**Requirement:** The finished copy should hold every entry exactly as given, and no pictures.

**Given data:**
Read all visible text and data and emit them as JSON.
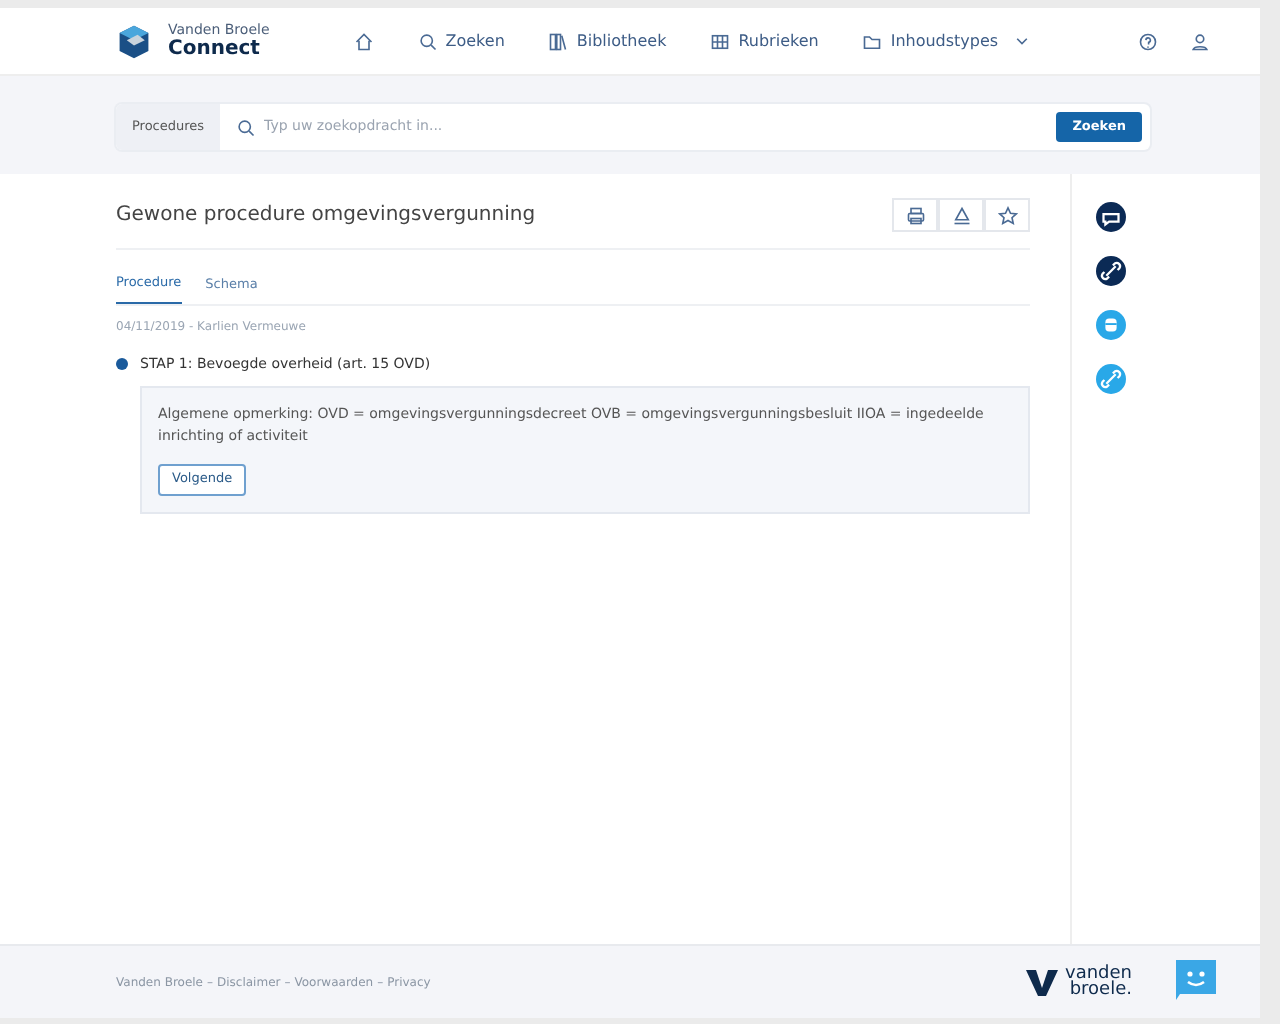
{
  "brand": {
    "line1": "Vanden Broele",
    "line2": "Connect"
  },
  "nav": [
    {
      "kind": "home"
    },
    {
      "kind": "search",
      "label": "Zoeken"
    },
    {
      "kind": "book",
      "label": "Bibliotheek"
    },
    {
      "kind": "grid",
      "label": "Rubrieken"
    },
    {
      "kind": "folder",
      "label": "Inhoudstypes",
      "dropdown": true
    }
  ],
  "search": {
    "scope": "Procedures",
    "placeholder": "Typ uw zoekopdracht in...",
    "button": "Zoeken"
  },
  "document": {
    "title": "Gewone procedure omgevingsvergunning",
    "tabs": [
      {
        "label": "Procedure",
        "selected": true
      },
      {
        "label": "Schema",
        "selected": false
      }
    ],
    "meta": "04/11/2019 - Karlien Vermeuwe",
    "step": {
      "title": "STAP 1: Bevoegde overheid (art. 15 OVD)",
      "note": "Algemene opmerking: OVD = omgevingsvergunningsdecreet OVB = omgevingsvergunningsbesluit IIOA = ingedeelde inrichting of activiteit",
      "button": "Volgende"
    }
  },
  "side_actions": [
    {
      "kind": "comment",
      "color": "#0b2a55"
    },
    {
      "kind": "link",
      "color": "#0b2a55"
    },
    {
      "kind": "database",
      "color": "#29a8e8"
    },
    {
      "kind": "link",
      "color": "#29a8e8"
    }
  ],
  "footer": {
    "links": [
      "Vanden Broele",
      "Disclaimer",
      "Voorwaarden",
      "Privacy"
    ],
    "separators": [
      "–",
      "–",
      "–"
    ],
    "logo": [
      "vanden",
      "broele."
    ]
  }
}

**Answer box:**
Read all visible text and data and emit them as JSON.
{
  "brand": {
    "line1": "Vanden Broele",
    "line2": "Connect"
  },
  "nav": [
    {
      "kind": "home"
    },
    {
      "kind": "search",
      "label": "Zoeken"
    },
    {
      "kind": "book",
      "label": "Bibliotheek"
    },
    {
      "kind": "grid",
      "label": "Rubrieken"
    },
    {
      "kind": "folder",
      "label": "Inhoudstypes",
      "dropdown": true
    }
  ],
  "search": {
    "scope": "Procedures",
    "placeholder": "Typ uw zoekopdracht in...",
    "button": "Zoeken"
  },
  "document": {
    "title": "Gewone procedure omgevingsvergunning",
    "tabs": [
      {
        "label": "Procedure",
        "selected": true
      },
      {
        "label": "Schema",
        "selected": false
      }
    ],
    "meta": "04/11/2019 - Karlien Vermeuwe",
    "step": {
      "title": "STAP 1: Bevoegde overheid (art. 15 OVD)",
      "note": "Algemene opmerking: OVD = omgevingsvergunningsdecreet OVB = omgevingsvergunningsbesluit IIOA = ingedeelde inrichting of activiteit",
      "button": "Volgende"
    }
  },
  "side_actions": [
    {
      "kind": "comment",
      "color": "#0b2a55"
    },
    {
      "kind": "link",
      "color": "#0b2a55"
    },
    {
      "kind": "database",
      "color": "#29a8e8"
    },
    {
      "kind": "link",
      "color": "#29a8e8"
    }
  ],
  "footer": {
    "links": [
      "Vanden Broele",
      "Disclaimer",
      "Voorwaarden",
      "Privacy"
    ],
    "separators": [
      "–",
      "–",
      "–"
    ],
    "logo": [
      "vanden",
      "broele."
    ]
  }
}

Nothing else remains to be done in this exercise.